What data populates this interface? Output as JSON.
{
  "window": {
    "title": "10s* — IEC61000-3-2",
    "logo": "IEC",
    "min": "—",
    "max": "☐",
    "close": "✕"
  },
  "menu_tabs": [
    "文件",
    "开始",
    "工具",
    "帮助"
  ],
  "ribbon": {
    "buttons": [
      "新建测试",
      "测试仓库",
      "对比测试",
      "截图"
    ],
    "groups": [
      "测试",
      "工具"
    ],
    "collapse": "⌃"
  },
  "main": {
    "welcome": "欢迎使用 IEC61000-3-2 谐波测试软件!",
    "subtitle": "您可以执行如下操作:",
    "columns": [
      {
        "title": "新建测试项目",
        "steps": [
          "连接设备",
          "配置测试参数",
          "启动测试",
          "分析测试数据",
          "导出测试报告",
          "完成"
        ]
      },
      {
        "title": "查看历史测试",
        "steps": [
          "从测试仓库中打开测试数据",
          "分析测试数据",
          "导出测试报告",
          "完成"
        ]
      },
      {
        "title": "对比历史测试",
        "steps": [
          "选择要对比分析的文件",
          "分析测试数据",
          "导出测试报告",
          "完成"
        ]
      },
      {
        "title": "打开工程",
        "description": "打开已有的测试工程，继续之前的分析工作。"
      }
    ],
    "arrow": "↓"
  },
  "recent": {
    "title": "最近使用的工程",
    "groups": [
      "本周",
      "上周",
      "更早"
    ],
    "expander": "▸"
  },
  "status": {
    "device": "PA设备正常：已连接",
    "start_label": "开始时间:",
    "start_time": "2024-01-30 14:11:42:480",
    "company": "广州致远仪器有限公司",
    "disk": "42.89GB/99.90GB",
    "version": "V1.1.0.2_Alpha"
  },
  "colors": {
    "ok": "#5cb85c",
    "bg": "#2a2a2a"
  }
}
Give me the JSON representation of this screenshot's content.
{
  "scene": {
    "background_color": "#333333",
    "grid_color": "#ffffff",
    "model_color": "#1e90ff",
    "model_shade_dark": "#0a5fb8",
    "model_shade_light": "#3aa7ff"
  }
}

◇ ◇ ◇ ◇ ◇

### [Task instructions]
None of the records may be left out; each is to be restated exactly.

### [Exercise result]
What data populates this interface? Output as JSON.
{
  "window": {
    "title": "10s* — IEC61000-3-2",
    "logo": "IEC",
    "min": "—",
    "max": "☐",
    "close": "✕"
  },
  "menu_tabs": [
    "文件",
    "开始",
    "工具",
    "帮助"
  ],
  "ribbon": {
    "buttons": [
      "新建测试",
      "测试仓库",
      "对比测试",
      "截图"
    ],
    "groups": [
      "测试",
      "工具"
    ],
    "collapse": "⌃"
  },
  "main": {
    "welcome": "欢迎使用 IEC61000-3-2 谐波测试软件!",
    "subtitle": "您可以执行如下操作:",
    "columns": [
      {
        "title": "新建测试项目",
        "steps": [
          "连接设备",
          "配置测试参数",
          "启动测试",
          "分析测试数据",
          "导出测试报告",
          "完成"
        ]
      },
      {
        "title": "查看历史测试",
        "steps": [
          "从测试仓库中打开测试数据",
          "分析测试数据",
          "导出测试报告",
          "完成"
        ]
      },
      {
        "title": "对比历史测试",
        "steps": [
          "选择要对比分析的文件",
          "分析测试数据",
          "导出测试报告",
          "完成"
        ]
      },
      {
        "title": "打开工程",
        "description": "打开已有的测试工程，继续之前的分析工作。"
      }
    ],
    "arrow": "↓"
  },
  "recent": {
    "title": "最近使用的工程",
    "groups": [
      "本周",
      "上周",
      "更早"
    ],
    "expander": "▸"
  },
  "status": {
    "device": "PA设备正常：已连接",
    "start_label": "开始时间:",
    "start_time": "2024-01-30 14:11:42:480",
    "company": "广州致远仪器有限公司",
    "disk": "42.89GB/99.90GB",
    "version": "V1.1.0.2_Alpha"
  },
  "colors": {
    "ok": "#5cb85c",
    "bg": "#2a2a2a"
  }
}
Give me the JSON representation of this screenshot's content.
{
  "scene": {
    "background_color": "#333333",
    "grid_color": "#ffffff",
    "model_color": "#1e90ff",
    "model_shade_dark": "#0a5fb8",
    "model_shade_light": "#3aa7ff"
  }
}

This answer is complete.